• “The mathematics curriculum in Readington Township schools is based on the Standards developed by the National Council of Teachers of Mathematics (NCTM) in 1989 and then revised in 1998.  As defined in the Standards, the curriculum in the K-3 schools is based on the following concepts:

    ·        Number Concepts and Operations

    ·        Patterns Functions and Algebra

    ·        Geometry and Spatial Relationships

    ·        Measurement

    ·        Data Analysis, Statistics and Probability 

    The content area of number operations addresses many mathematical skills including:

    1.     understanding number value

    2.     counting

    3.     estimating

    4.     number operations such as adding, subtracting, multiplying and dividing

    5.     place value

    6.     fractions

    7.     using a calculator  

    The content area of Patterns, Functions and Algebra addresses skills such as:

    1.     identifying patterns and rules

    2.     creating patterns using rules

    3.     extending patterns using algebraic reasoning

    4.     describing relationships

    In the content area of geometry and spatial relationships, the following skills are included:
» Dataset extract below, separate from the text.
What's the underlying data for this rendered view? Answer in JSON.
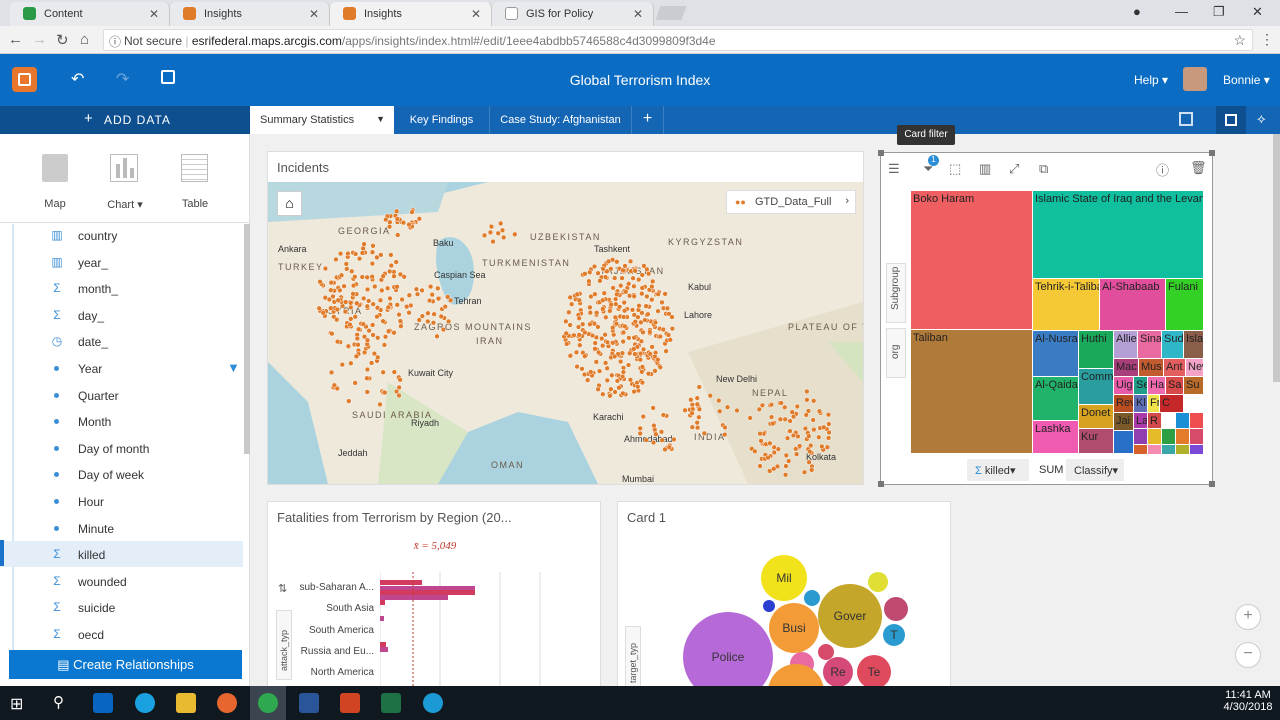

    1. attributes of geometric shapes
    2. comparing and transforming shapes
    3. exploring spatial relationships.

    Measurement is addressed through the development of the following skills:

    1.     measuring with standard and non-standard units
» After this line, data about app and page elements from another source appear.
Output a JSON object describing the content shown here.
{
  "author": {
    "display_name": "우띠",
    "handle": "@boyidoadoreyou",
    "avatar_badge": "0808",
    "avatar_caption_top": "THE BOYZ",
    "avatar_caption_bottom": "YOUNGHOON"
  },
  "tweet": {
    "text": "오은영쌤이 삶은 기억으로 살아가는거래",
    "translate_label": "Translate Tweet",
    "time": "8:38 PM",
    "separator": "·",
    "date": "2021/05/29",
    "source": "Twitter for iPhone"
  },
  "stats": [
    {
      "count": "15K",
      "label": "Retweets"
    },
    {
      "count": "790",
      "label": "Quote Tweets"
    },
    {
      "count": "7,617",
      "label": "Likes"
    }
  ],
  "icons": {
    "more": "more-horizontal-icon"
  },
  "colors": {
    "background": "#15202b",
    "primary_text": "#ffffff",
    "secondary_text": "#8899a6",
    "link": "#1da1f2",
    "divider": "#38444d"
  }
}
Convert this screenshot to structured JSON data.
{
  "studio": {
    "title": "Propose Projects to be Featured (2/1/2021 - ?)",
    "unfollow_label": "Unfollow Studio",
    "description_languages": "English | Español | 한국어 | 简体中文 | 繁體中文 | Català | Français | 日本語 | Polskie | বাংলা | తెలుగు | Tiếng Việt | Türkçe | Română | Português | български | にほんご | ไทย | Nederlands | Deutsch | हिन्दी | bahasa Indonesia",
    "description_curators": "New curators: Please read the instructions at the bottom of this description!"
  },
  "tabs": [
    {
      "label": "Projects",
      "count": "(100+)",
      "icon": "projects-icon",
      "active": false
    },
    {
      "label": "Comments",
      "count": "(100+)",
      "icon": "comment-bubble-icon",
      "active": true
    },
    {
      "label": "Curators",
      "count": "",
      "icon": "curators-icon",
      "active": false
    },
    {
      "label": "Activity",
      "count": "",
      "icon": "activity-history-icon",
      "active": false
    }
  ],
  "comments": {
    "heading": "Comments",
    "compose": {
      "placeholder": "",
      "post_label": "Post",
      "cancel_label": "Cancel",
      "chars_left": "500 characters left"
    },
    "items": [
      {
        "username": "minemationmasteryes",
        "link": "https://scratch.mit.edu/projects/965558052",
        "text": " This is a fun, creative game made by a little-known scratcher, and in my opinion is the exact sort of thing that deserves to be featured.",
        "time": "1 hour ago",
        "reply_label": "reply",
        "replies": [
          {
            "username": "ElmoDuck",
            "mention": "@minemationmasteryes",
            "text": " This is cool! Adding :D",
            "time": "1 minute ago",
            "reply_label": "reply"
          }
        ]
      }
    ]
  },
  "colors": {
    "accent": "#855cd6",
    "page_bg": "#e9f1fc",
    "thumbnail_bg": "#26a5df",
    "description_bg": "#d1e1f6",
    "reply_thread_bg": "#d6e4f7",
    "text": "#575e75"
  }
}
    2.     using measuring instruments

    3.     using estimation with measuring

    4.      developing an understanding of time
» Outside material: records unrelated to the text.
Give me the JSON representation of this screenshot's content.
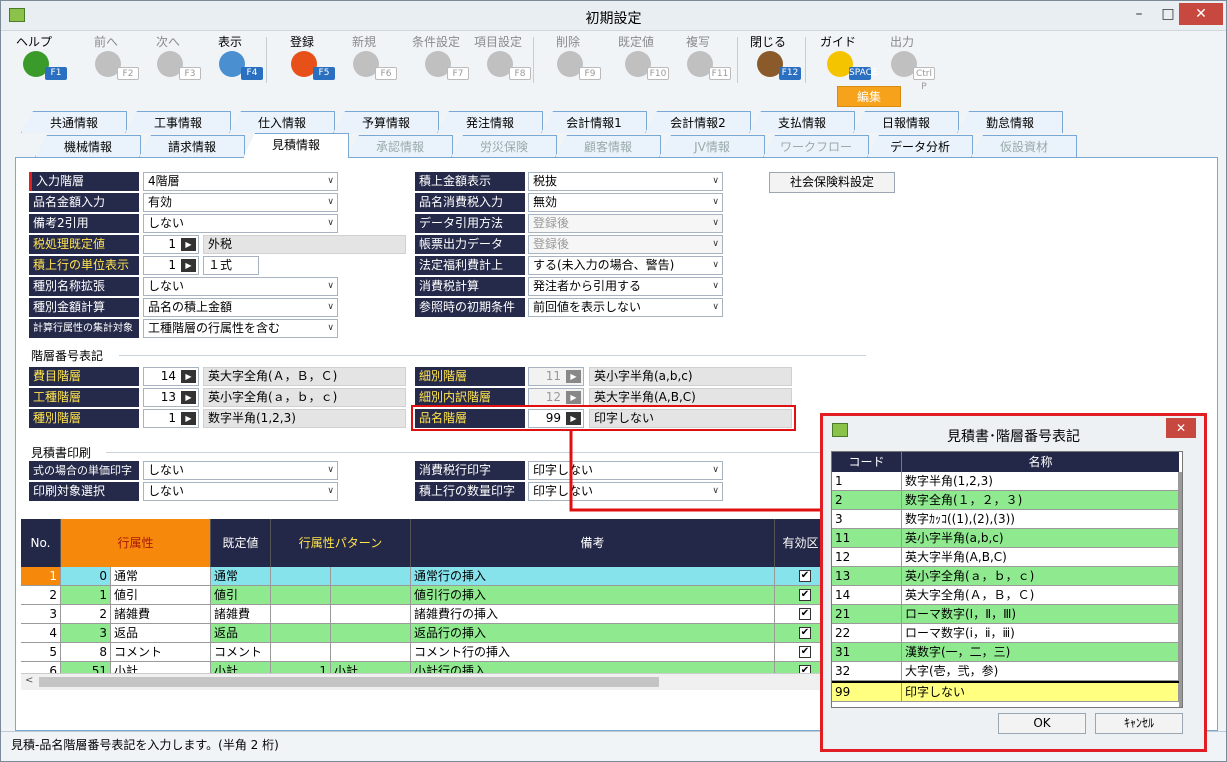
{
  "window": {
    "title": "初期設定",
    "min": "–",
    "max": "□",
    "close": "✕"
  },
  "toolbar": [
    {
      "label": "ヘルプ",
      "key": "F1",
      "icon": "question-icon",
      "color": "#3a9b2a",
      "disabled": false
    },
    {
      "label": "前へ",
      "key": "F2",
      "icon": "arrow-left-icon",
      "color": "#c0c0c0",
      "disabled": true
    },
    {
      "label": "次へ",
      "key": "F3",
      "icon": "arrow-right-icon",
      "color": "#c0c0c0",
      "disabled": true
    },
    {
      "label": "表示",
      "key": "F4",
      "icon": "magnifier-icon",
      "color": "#4a8fd0",
      "disabled": false
    },
    {
      "label": "登録",
      "key": "F5",
      "icon": "ok-icon",
      "color": "#e8501a",
      "disabled": false
    },
    {
      "label": "新規",
      "key": "F6",
      "icon": "new-doc-icon",
      "color": "#c0c0c0",
      "disabled": true
    },
    {
      "label": "条件設定",
      "key": "F7",
      "icon": "condition-icon",
      "color": "#c0c0c0",
      "disabled": true
    },
    {
      "label": "項目設定",
      "key": "F8",
      "icon": "gear-icon",
      "color": "#c0c0c0",
      "disabled": true
    },
    {
      "label": "削除",
      "key": "F9",
      "icon": "trash-icon",
      "color": "#c0c0c0",
      "disabled": true
    },
    {
      "label": "既定値",
      "key": "F10",
      "icon": "refresh-icon",
      "color": "#c0c0c0",
      "disabled": true
    },
    {
      "label": "複写",
      "key": "F11",
      "icon": "copy-icon",
      "color": "#c0c0c0",
      "disabled": true
    },
    {
      "label": "閉じる",
      "key": "F12",
      "icon": "door-icon",
      "color": "#8a5a2a",
      "disabled": false
    },
    {
      "label": "ガイド",
      "key": "SPACE",
      "icon": "bulb-icon",
      "color": "#f5c400",
      "disabled": false
    },
    {
      "label": "出力",
      "key": "Ctrl P",
      "icon": "print-icon",
      "color": "#c0c0c0",
      "disabled": true
    }
  ],
  "edit_badge": "編集",
  "tabs_row1": [
    {
      "label": "共通情報"
    },
    {
      "label": "工事情報"
    },
    {
      "label": "仕入情報"
    },
    {
      "label": "予算情報"
    },
    {
      "label": "発注情報"
    },
    {
      "label": "会計情報1"
    },
    {
      "label": "会計情報2"
    },
    {
      "label": "支払情報"
    },
    {
      "label": "日報情報"
    },
    {
      "label": "勤怠情報"
    }
  ],
  "tabs_row2": [
    {
      "label": "機械情報",
      "dis": false
    },
    {
      "label": "請求情報",
      "dis": false
    },
    {
      "label": "見積情報",
      "dis": false
    },
    {
      "label": "承認情報",
      "dis": true
    },
    {
      "label": "労災保険",
      "dis": true
    },
    {
      "label": "顧客情報",
      "dis": true
    },
    {
      "label": "JV情報",
      "dis": true
    },
    {
      "label": "ワークフロー",
      "dis": true
    },
    {
      "label": "データ分析",
      "dis": false
    },
    {
      "label": "仮設資材",
      "dis": true
    }
  ],
  "left_fields": {
    "input_level": {
      "label": "入力階層",
      "value": "4階層"
    },
    "item_amount": {
      "label": "品名金額入力",
      "value": "有効"
    },
    "remarks2": {
      "label": "備考2引用",
      "value": "しない"
    },
    "tax_default": {
      "label": "税処理既定値",
      "code": "1",
      "value": "外税"
    },
    "unit_display": {
      "label": "積上行の単位表示",
      "code": "1",
      "value": "１式"
    },
    "type_ext": {
      "label": "種別名称拡張",
      "value": "しない"
    },
    "type_amount": {
      "label": "種別金額計算",
      "value": "品名の積上金額"
    },
    "calc_target": {
      "label": "計算行属性の集計対象",
      "value": "工種階層の行属性を含む"
    }
  },
  "right_fields": {
    "stack_amount": {
      "label": "積上金額表示",
      "value": "税抜"
    },
    "item_tax": {
      "label": "品名消費税入力",
      "value": "無効"
    },
    "data_cite": {
      "label": "データ引用方法",
      "value": "登録後"
    },
    "form_out": {
      "label": "帳票出力データ",
      "value": "登録後"
    },
    "welfare": {
      "label": "法定福利費計上",
      "value": "する(未入力の場合、警告)"
    },
    "tax_calc": {
      "label": "消費税計算",
      "value": "発注者から引用する"
    },
    "ref_init": {
      "label": "参照時の初期条件",
      "value": "前回値を表示しない"
    }
  },
  "social_button": "社会保険料設定",
  "level_section": {
    "title": "階層番号表記",
    "expense": {
      "label": "費目階層",
      "code": "14",
      "value": "英大字全角(Ａ，Ｂ，Ｃ)"
    },
    "process": {
      "label": "工種階層",
      "code": "13",
      "value": "英小字全角(ａ，ｂ，ｃ)"
    },
    "type": {
      "label": "種別階層",
      "code": "1",
      "value": "数字半角(1,2,3)"
    },
    "detail": {
      "label": "細別階層",
      "code": "11",
      "value": "英小字半角(a,b,c)"
    },
    "detail_inner": {
      "label": "細別内訳階層",
      "code": "12",
      "value": "英大字半角(A,B,C)"
    },
    "item": {
      "label": "品名階層",
      "code": "99",
      "value": "印字しない"
    }
  },
  "print_section": {
    "title": "見積書印刷",
    "unit_price": {
      "label": "式の場合の単価印字",
      "value": "しない"
    },
    "print_target": {
      "label": "印刷対象選択",
      "value": "しない"
    },
    "tax_line": {
      "label": "消費税行印字",
      "value": "印字しない"
    },
    "qty_line": {
      "label": "積上行の数量印字",
      "value": "印字しない"
    }
  },
  "grid": {
    "headers": [
      "No.",
      "行属性",
      "既定値",
      "行属性パターン",
      "備考",
      "有効区"
    ],
    "rows": [
      {
        "no": "1",
        "code": "0",
        "attr": "通常",
        "def": "通常",
        "pcode": "",
        "pat": "",
        "note": "通常行の挿入",
        "check": "✔",
        "bg": "#86e3ec"
      },
      {
        "no": "2",
        "code": "1",
        "attr": "値引",
        "def": "値引",
        "pcode": "",
        "pat": "",
        "note": "値引行の挿入",
        "check": "✔",
        "bg": "#8fea8f"
      },
      {
        "no": "3",
        "code": "2",
        "attr": "諸雑費",
        "def": "諸雑費",
        "pcode": "",
        "pat": "",
        "note": "諸雑費行の挿入",
        "check": "✔",
        "bg": "#ffffff"
      },
      {
        "no": "4",
        "code": "3",
        "attr": "返品",
        "def": "返品",
        "pcode": "",
        "pat": "",
        "note": "返品行の挿入",
        "check": "✔",
        "bg": "#8fea8f"
      },
      {
        "no": "5",
        "code": "8",
        "attr": "コメント",
        "def": "コメント",
        "pcode": "",
        "pat": "",
        "note": "コメント行の挿入",
        "check": "✔",
        "bg": "#ffffff"
      },
      {
        "no": "6",
        "code": "51",
        "attr": "小計",
        "def": "小計",
        "pcode": "1",
        "pat": "小計",
        "note": "小計行の挿入",
        "check": "✔",
        "bg": "#8fea8f"
      }
    ]
  },
  "status": "見積-品名階層番号表記を入力します。(半角 2 桁)",
  "dialog": {
    "title": "見積書･階層番号表記",
    "close": "✕",
    "col_code": "コード",
    "col_name": "名称",
    "items": [
      {
        "code": "1",
        "name": "数字半角(1,2,3)",
        "bg": "#ffffff"
      },
      {
        "code": "2",
        "name": "数字全角(１，２，３)",
        "bg": "#8fea8f"
      },
      {
        "code": "3",
        "name": "数字ｶｯｺ((1),(2),(3))",
        "bg": "#ffffff"
      },
      {
        "code": "11",
        "name": "英小字半角(a,b,c)",
        "bg": "#8fea8f"
      },
      {
        "code": "12",
        "name": "英大字半角(A,B,C)",
        "bg": "#ffffff"
      },
      {
        "code": "13",
        "name": "英小字全角(ａ，ｂ，ｃ)",
        "bg": "#8fea8f"
      },
      {
        "code": "14",
        "name": "英大字全角(Ａ，Ｂ，Ｃ)",
        "bg": "#ffffff"
      },
      {
        "code": "21",
        "name": "ローマ数字(Ⅰ，Ⅱ，Ⅲ)",
        "bg": "#8fea8f"
      },
      {
        "code": "22",
        "name": "ローマ数字(ⅰ，ⅱ，ⅲ)",
        "bg": "#ffffff"
      },
      {
        "code": "31",
        "name": "漢数字(一，二，三)",
        "bg": "#8fea8f"
      },
      {
        "code": "32",
        "name": "大字(壱，弐，参)",
        "bg": "#ffffff"
      },
      {
        "code": "99",
        "name": "印字しない",
        "bg": "#ffff80"
      }
    ],
    "ok": "OK",
    "cancel": "ｷｬﾝｾﾙ"
  }
}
    Finally, data, statistics and probability are addressed through these skills:

    1.  collecting, describing, organizing and recording data

    2.  reading graphs and drawing conclusions

    3.  making predictions and developing arguments

    To address these content areas the process skills or the “how” of mathematics is explored in the classroom.  This means that the focus is on problem solving, reasoning, making connections and communicating mathematically.  Solving real problems enables children to gain confidence as mathematical thinkers.  As children discover new mathematical ideas, they can compare them to what they already know, observing patterns and rules.  They are also able to make connections when they see how mathematics relates to their own lives.  They learn that mathematics is a useful part of the world and not just a study of numbers in a book.  When children talk about and reflect on what they think and do in math they gain a better understanding of what they are learning.

    Teachers in the primary classrooms encourage children to explore and question while they use the tools of mathematical thinking to solve problems.  The children are engaged in the process of solving problems and skills are learned as a part of the process, not in isolation.  Through this methodology, children see the practical application of mathematics in their world and become mathematical thinkers.”